Of course, one aspect of the Games is being a part of the whole scene, something Fish is certainly looking forward to -- within the strict regulations, of course.
“There’s a 48-hour rule, once you’re done your last event you have to leave 48 hours later. Lucky enough, I’m the sub in the Mass Start, so I’ll be there the whole time,” he explained.
“I think we’re allowed to go to the different events, I know there are no Chinese spectators allowed, but I think all the athletes are allowed to watch other sports. I probably won’t until I’m done racing, but I think that’s an option for everyone there and it’ll be fun to check some of the other stuff out.”

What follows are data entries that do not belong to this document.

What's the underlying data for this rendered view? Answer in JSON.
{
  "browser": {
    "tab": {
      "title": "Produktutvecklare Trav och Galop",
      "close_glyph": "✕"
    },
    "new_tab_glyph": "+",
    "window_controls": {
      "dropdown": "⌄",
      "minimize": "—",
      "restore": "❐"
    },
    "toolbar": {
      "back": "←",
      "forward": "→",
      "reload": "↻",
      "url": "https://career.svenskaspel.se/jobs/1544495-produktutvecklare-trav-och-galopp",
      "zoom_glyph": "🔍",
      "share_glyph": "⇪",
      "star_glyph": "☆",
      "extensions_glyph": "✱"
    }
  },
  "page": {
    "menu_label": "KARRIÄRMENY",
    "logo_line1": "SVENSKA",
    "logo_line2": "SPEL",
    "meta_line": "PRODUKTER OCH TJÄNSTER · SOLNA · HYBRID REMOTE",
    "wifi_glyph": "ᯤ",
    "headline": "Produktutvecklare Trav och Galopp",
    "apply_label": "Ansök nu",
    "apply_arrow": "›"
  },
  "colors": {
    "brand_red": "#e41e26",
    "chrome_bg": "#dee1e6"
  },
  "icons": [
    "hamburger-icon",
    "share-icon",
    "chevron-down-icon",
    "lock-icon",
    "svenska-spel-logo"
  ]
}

As every athlete who reaches the Olympic level is quick to point out, it takes a lot of support to reach that level.
From his days growing up doing laps of the Wakamow Oval and tearing around the Kinsmen Arena short track, to all the success at various levels of competition throughout his career, the whole journey is about to pay off in the most incredible way.
“There are a lot of people who helped me get here, it takes a village as our mental performance guy tells us,” Fish said. “Verna Kergan coached me since I was in Grade 5, from when I was 10-years-old until I left and came out here. She was obviously a big part of it… it’s kind of weird thinking about it all back then, you never think this is really going to happen and now it’s ‘wow’. It’s kind of surreal for sure.”
The support of the Moose Jaw community has also been a big part of his run to Beijing, and it was this past summer that a special commemorative banner was hung in the Kinsmen Arena, honouring Fish’s world-record-setting skate.
And, of course, there’s family. They’ve been there every step of the way, with mom Marie even knitting special touques that have drawn plenty of attention when they attend World Cup meets.
“It’s hard to put into words how important they’ve been to me, and hey, if someone wants a good ole Fish Touque, they can get hold of my mom,” Fish said with a laugh.
You can reach out to Marie at email@example.com to place an order, $40 each with $10 going back to the Kinsmen Moose Jaw Speed Skating Club.
Fish will skate the 10,000 metres on Friday, Feb, 11 and if necessary will take the ice in the mass start on Saturday, Feb. 19.
For full results and updates from the Beijing Games, be sure to visit www.olympics.com.